The United States government’s budget deficit surged to an all-time high of $1.7 trillion for the first six months of this budget year, nearly double the previous record, as another round of economic-support cheques added billions of dollars to spending last month.
In its monthly budget report, the US Department of the Treasury said Monday that the deficit for the first half of the budget year — from October through March — was up from a shortfall of $743.5bn for the same period a year ago.
The deficit has been driven higher by trillions of dollars in support that Congress has passed in successive economic rescue packages since the coronavirus pandemic struck in early March 2020. The latest round came in a $1.9 trillion measure that President Joe Biden pushed through Congress last month.
Biden’s package included individual support payments of up to $1,400 and the administration rushed to make those payments as soon as Biden signed the measure into law. The Treasury statement showed that the payments in March totaled $339bn.
The budget report showed that the deficit for just March totalled $659.6bn, the third-highest monthly deficit. For the six-month period, the $1.7 trillion deficit total surpassed the previous record of an $829bn deficit that was run up for the six months ending in March 2011, a period when the government was spending to deal with the adverse effects of the recession caused by the 2008 financial crisis.
Last year’s deficit, for the budget year that ended September 30, totalled a record $3.1 trillion. The Congressional Budget Office estimated in February that this year’s deficit would total $2.3 trillion.
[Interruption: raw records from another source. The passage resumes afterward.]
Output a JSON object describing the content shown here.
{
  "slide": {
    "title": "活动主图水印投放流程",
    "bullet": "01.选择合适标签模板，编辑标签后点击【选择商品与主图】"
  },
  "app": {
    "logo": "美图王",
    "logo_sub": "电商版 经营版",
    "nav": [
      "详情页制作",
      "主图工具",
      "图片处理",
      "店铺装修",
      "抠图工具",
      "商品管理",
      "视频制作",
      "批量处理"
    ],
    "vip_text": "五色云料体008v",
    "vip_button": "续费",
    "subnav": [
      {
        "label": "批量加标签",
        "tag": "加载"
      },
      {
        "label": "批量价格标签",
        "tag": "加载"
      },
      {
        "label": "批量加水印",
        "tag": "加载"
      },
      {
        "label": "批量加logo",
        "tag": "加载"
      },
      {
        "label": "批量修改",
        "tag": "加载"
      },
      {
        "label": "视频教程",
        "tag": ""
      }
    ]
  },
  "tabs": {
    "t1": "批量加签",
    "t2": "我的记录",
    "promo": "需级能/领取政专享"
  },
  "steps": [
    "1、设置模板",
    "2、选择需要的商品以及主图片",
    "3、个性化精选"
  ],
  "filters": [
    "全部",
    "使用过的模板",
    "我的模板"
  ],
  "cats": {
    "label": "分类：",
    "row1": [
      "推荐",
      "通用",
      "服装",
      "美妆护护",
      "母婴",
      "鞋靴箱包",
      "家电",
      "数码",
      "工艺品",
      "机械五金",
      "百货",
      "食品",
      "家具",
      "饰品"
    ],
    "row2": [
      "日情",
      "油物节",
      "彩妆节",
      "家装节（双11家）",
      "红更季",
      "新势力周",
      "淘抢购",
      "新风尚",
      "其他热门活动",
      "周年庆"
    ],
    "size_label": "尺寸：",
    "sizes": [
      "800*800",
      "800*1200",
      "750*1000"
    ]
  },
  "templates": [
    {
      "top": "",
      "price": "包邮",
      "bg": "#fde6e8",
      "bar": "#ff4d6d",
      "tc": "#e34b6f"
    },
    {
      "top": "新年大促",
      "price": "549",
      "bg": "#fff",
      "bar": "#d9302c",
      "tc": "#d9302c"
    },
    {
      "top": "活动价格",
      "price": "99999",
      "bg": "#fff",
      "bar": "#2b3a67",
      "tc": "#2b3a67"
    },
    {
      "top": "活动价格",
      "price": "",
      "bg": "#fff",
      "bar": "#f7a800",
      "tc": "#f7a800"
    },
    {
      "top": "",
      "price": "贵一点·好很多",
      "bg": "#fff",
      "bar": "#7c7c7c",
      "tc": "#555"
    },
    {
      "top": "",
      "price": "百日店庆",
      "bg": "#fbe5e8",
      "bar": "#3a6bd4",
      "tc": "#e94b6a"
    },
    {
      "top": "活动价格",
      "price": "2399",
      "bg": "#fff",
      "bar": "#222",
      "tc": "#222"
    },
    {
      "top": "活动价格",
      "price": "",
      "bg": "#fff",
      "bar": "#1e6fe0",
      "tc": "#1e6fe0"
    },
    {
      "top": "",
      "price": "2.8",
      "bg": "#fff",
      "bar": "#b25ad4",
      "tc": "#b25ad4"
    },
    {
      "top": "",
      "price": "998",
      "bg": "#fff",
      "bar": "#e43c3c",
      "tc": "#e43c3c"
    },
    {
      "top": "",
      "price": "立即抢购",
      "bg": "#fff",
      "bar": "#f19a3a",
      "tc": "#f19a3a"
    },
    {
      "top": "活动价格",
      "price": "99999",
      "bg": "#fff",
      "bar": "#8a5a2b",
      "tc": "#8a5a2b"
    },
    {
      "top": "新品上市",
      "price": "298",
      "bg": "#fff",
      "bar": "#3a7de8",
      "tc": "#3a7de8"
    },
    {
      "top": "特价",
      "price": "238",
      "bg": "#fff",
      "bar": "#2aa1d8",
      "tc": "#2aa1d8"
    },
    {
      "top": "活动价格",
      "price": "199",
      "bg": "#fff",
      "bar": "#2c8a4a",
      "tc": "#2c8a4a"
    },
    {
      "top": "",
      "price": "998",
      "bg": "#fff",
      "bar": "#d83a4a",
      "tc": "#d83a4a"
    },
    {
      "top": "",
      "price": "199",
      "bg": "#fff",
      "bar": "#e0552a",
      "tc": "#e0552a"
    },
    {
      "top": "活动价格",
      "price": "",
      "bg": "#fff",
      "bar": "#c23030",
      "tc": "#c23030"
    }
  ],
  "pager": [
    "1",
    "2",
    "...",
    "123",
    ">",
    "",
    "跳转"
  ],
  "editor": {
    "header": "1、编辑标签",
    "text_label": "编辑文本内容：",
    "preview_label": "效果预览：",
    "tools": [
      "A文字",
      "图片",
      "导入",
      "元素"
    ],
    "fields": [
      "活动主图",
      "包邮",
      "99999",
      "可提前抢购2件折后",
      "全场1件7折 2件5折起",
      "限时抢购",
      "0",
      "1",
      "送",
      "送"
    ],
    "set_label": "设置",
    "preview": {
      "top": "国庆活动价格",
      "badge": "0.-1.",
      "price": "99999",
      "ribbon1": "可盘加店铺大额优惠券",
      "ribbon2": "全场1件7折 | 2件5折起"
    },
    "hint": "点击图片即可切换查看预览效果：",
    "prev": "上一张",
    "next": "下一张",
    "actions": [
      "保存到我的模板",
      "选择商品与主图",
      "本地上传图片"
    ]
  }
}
But that estimate did not include the cost of Biden’s $1.9 trillion rescue plan that Congress passed in March or the impact of Biden’s Build Back Better infrastructure proposal that Congress is considering now.